### INFORMATION SUPPLIED
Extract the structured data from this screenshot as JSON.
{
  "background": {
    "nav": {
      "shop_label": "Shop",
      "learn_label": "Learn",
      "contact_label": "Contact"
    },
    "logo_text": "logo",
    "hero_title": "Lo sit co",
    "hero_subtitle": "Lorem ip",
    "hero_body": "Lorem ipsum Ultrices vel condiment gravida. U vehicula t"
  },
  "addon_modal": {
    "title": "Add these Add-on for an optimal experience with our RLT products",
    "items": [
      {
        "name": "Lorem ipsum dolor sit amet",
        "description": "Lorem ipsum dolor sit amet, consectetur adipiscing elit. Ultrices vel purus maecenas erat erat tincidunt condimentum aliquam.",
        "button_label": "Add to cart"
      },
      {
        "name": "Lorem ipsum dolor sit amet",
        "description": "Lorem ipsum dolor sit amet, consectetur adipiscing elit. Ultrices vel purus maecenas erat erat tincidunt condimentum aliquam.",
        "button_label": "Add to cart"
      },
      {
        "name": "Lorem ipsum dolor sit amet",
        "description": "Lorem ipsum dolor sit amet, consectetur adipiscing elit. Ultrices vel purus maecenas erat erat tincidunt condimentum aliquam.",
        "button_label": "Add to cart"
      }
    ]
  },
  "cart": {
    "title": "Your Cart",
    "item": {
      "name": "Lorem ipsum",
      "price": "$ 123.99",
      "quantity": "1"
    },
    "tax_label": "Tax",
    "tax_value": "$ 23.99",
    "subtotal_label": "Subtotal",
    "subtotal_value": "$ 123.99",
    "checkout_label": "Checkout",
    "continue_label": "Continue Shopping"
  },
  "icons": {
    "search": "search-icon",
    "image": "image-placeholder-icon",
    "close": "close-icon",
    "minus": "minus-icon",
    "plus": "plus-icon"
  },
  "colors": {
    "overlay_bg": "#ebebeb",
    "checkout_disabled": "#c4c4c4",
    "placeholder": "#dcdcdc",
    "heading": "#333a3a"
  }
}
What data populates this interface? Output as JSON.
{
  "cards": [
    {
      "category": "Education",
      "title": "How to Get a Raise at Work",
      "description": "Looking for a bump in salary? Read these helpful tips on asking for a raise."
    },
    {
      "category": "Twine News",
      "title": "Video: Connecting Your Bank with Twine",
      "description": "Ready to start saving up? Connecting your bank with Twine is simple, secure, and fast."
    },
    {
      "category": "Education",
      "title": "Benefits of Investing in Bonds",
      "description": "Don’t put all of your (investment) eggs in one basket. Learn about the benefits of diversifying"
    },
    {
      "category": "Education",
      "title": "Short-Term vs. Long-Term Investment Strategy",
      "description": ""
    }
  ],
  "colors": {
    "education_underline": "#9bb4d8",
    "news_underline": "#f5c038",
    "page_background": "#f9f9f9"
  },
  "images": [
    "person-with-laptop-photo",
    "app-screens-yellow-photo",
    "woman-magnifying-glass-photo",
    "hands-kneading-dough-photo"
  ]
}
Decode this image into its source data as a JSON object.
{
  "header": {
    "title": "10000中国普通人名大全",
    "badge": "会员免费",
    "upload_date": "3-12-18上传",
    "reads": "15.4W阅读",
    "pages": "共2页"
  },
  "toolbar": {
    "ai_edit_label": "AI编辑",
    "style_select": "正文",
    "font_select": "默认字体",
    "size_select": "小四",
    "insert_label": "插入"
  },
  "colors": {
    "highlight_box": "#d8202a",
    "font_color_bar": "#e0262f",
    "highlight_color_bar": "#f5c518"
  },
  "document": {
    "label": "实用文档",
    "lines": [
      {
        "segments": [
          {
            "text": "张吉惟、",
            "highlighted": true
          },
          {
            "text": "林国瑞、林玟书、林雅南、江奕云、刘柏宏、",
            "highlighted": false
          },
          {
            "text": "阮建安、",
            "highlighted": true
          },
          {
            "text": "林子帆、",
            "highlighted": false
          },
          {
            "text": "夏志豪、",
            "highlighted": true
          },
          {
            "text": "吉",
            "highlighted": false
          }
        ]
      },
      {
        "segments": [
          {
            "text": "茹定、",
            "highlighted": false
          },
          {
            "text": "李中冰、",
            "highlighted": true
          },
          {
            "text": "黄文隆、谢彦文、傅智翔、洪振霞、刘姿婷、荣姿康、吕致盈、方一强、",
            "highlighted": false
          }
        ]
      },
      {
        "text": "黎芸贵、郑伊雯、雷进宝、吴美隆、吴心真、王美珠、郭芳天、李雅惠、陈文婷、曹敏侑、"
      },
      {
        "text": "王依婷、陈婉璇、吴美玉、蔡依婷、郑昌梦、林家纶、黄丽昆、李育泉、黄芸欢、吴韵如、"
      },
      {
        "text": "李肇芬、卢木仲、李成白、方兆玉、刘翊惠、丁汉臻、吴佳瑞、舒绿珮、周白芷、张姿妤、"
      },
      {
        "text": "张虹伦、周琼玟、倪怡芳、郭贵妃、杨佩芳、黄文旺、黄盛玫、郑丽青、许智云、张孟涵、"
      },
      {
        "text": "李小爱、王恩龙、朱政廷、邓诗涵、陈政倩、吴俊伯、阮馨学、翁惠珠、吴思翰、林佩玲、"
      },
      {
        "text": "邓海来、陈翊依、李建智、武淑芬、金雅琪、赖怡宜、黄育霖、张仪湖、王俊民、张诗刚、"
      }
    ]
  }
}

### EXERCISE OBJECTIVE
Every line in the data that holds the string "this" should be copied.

### ANSWER SPACE
Extract the structured data from this screenshot as JSON.
What data populates this interface? Output as JSON.
Decode this image into its source data as a JSON object.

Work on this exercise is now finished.